By Molly Judge

During a recent trip to Ethiopia, I saw, in person, the implications of free legal aid provision for the upholding of human rights.  This is an example of the vital role of civil society organisations, such as those we are working with as part of the Civil Society Innovation Fund (CSIF). 

A first look at Ethiopia 

I am very grateful to have been able to visit Addis Ababa as part of my work on CSIF. Funded by Agence Française de Développement (AFD), and launching in July 2022, the project’s objective is to strengthen civil society in Ethiopia through the support of civil society organisations (CSOs). INTRAC is working in partnership with local Ethiopian organisation AGAR Development Partners Consulting and, together, we have been contracted by AFD to provide technical support in project management, coordination, and capacity strengthening of CSIF partners. It was my first time in Ethiopia, and indeed Africa, and it exceeded all my expectations. We got to know our colleagues at AGAR in person and we ate injera with them every day for lunch; we spoke to the CSOs involved in CSIF, who kindly gave up their time for us; we visited a jazz bar and I even saw an eagle in the countryside near Hawassa

I came away feeling many things – not least a renewed love for Ethiopian jazz and a personal commitment to find injera in the UK. What struck me especially, though, and what I could appreciate more fully in person, was how impactful CSIF has been. It has been particularly effective within the space of legal rights, which we saw on a visit to a police station in Hawassa. 

The significant impact of legal aid provision 

Access to justice and legal support is a significant and long-standing challenge in Ethiopia. This is especially true for people living in poverty or with disabilities, those under the age of 18, and those living on the streets or in remote, rural areas. Enshrined in Ethiopian law is the right to appear before a court within 48 hours of being arrested and to receive legal representation.
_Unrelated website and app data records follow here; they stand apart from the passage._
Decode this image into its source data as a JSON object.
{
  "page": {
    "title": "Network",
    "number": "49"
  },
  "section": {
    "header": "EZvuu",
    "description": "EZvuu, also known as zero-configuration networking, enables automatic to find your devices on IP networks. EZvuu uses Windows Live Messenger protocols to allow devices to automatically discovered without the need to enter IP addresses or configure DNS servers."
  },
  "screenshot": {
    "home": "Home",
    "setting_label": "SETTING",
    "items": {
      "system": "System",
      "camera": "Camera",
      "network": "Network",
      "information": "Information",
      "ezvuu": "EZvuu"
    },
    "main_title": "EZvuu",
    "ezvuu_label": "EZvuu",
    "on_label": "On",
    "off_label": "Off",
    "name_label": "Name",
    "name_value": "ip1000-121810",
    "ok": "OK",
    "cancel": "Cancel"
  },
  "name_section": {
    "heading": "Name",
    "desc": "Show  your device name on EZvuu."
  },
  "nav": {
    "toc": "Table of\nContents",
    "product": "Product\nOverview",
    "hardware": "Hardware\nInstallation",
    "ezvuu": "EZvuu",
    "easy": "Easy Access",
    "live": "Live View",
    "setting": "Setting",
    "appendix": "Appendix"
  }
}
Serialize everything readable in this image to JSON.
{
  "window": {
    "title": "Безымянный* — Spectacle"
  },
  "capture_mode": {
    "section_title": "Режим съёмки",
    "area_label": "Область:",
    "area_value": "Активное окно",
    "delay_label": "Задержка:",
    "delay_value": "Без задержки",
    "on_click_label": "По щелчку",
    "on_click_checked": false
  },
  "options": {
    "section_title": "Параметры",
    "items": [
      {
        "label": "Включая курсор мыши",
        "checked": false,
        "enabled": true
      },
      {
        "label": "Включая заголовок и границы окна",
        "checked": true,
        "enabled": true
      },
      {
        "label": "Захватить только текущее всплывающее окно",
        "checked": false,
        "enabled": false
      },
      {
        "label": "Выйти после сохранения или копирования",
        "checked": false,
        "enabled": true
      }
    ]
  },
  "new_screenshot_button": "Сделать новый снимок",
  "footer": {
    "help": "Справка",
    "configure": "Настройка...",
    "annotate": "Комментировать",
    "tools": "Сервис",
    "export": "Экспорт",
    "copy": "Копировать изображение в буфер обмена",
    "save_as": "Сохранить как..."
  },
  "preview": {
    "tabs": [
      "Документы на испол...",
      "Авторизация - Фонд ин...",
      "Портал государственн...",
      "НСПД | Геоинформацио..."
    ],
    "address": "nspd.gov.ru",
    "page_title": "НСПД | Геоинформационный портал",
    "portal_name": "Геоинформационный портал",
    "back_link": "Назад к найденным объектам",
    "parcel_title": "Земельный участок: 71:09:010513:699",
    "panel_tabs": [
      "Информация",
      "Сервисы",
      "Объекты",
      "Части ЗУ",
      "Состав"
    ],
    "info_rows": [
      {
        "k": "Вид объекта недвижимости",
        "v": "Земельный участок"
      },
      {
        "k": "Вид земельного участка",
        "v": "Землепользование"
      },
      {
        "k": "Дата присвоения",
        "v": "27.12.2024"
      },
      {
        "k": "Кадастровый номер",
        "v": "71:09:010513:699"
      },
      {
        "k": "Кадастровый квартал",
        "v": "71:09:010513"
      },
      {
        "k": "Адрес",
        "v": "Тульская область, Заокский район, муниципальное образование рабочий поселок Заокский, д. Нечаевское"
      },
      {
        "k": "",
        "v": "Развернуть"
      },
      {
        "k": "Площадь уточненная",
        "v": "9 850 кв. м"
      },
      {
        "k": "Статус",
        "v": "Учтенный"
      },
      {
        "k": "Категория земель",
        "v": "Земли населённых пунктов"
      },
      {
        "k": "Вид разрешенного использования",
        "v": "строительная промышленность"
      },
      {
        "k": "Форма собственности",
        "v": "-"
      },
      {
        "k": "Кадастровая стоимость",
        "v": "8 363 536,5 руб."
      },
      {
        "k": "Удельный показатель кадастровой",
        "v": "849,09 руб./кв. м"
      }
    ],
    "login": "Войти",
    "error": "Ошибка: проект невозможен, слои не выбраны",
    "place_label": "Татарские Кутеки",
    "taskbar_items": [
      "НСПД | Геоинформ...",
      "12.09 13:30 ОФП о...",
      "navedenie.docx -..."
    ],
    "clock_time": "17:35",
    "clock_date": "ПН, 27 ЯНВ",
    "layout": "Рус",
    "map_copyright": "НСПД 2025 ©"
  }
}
However, these rights are frequently not exercised.   

As a result of insufficient access to legal support, many detainees are not granted bail and are detained for far longer than they legally should be. I was informed that, in some cases, people have been arrested for minor offences, such as robbery, and detained at the pre-trial stage for a longer period than the sentence they were later given. This not only causes overcrowding in cells but constitutes a violation of rights.   

To help address this issue, CSIF has supported a consortium of three CSOs – Lawyers for Human Rights, Advocates Ethiopia and Mizan Young Lawyers Center. They are working to transform access to justice for detainees by establishing free legal aid centres in and around police stations in Hawassa, Adama, and Addis Ababa. Specifically, these centres focus on providing pre-trial support to secure detainees’ bail rights in criminal cases. They are the first of their kind and have the potential to benefit over 2,000 detainees.  

So far, the centres have provided free legal aid services to around 1,000 detainees and lawyers have also been able to provide legal support to some of the families of detainees.  As a result, overcrowding in police stations has significantly reduced. For example, there were over 100 detainees held in one police station in Hawassa, which was one of the most overcrowded stations, and this has reduced to around 30. This has been a highly successful component of CSIF. 

Civil society and human rights 

The upholding of human rights is imperative in every context, and it only grows more important in a country with increasing conflict and political polarisation. My visit to Ethiopia underscored how the continued upholding of human rights is dependent on a strong civil society sector. CSOs have a key role to play in holding key actors to account, and in defending human rights. The example of legal aid is just one reason why programmes like CSIF are so important.